Organisations involved include, to a greater or lesser extent: Pfeg, Brathay Trust, Girlguiding, Prince’s Trust, Young Enterprise, Credit Action, Learning to Work, MyBnk, National Association of Student Money Advisors, National Skills Academy for Financial Services, National Youth Agency, PSHE Association, The Aldridge Foundation, Toynbee Hall, UK Youth Parliament, Vi-Ability, vInspired, and Young Chamber.
An interesting piece on the BBC news website looks at the future of bank branches, and in the UK, and whether we can benefit from some of the innovations taking place place in branches over in Canada. The North Shore Credit Union in Vancouver turns traditional expectations of customer service on its head by offering cappuccinos and hot towels to customers. Not only this but it lets you drop your children off at the Kids Zone.
This is also happening with new entrants to the UK retail banking scene, such as Metro Bank, which offers free coin changing machines (anyone who has ever tried to take a bag full of coppers to the bank will know how difficult it is to offload them nowadays).
“Increasingly, banking will no longer be about where you go, but what you do online. As a result, branch investment will decline over time. Having a strong, emotional, physical brand is a leg up for online branding,”
“First the telephone and now the internet allows us to pay our bills and choose our investments from almost anywhere. There can be no doubt that face-to-face contact at the bank branch has been in steep decline for ages,” he says.
“It is time to question why we have bank branches at all. Sceptics might say that banks want to keep us coming to branches so that they can sell us something we don’t need – and we’re much less likely to buy unnecessary stuff from banks on the internet.”
In my case, slicker, brighter, safer and more informative branches would be a nice thing to have, but I am not sure they would draw me in beyond curiosity nor would I want to pay for them”.
“I have already left a bank when it told me their in-branch deposits had a higher interest rate than their online offering.
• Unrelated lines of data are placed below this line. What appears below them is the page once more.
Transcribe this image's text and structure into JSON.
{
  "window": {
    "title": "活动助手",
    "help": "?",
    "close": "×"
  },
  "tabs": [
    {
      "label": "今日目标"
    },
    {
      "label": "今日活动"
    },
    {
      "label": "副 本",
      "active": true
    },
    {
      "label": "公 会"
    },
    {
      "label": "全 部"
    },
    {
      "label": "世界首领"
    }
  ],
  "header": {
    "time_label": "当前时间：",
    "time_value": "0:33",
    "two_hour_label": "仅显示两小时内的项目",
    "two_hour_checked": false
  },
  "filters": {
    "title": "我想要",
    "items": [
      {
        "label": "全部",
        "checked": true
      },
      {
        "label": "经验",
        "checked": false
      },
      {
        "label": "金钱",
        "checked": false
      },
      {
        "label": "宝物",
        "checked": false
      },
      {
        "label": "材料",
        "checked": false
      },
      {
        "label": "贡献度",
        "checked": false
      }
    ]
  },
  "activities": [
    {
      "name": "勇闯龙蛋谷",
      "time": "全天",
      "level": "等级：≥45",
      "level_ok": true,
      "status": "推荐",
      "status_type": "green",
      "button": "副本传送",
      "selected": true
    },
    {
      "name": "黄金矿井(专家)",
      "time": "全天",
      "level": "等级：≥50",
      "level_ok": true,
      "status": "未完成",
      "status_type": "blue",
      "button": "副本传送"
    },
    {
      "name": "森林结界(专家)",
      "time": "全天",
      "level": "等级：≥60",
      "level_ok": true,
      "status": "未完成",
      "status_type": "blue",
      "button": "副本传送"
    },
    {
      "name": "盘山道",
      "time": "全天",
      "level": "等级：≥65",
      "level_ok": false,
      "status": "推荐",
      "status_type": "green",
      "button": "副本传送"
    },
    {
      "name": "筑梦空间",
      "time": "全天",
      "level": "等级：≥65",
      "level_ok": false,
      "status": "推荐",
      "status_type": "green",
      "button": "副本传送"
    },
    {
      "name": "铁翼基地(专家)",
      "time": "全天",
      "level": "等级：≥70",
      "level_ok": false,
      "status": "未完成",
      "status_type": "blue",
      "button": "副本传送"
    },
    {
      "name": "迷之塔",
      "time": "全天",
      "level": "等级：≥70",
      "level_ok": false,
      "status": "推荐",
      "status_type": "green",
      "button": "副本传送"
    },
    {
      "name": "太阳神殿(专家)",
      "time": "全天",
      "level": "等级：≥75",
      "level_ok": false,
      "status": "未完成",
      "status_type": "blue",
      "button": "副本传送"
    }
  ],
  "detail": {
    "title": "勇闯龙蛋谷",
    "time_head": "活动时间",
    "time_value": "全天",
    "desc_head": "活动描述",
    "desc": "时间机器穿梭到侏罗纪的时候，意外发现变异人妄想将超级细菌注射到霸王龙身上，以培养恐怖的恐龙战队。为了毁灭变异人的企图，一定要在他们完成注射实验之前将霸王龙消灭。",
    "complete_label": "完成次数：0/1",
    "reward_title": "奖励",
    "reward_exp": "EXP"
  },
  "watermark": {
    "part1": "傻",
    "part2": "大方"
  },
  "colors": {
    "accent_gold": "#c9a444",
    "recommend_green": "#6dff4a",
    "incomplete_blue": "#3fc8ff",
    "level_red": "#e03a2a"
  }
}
My view of this was, ‘Hey, not only do they want me to waste my time going to the branch, but they are also going to try and sell me something – no thanks.'”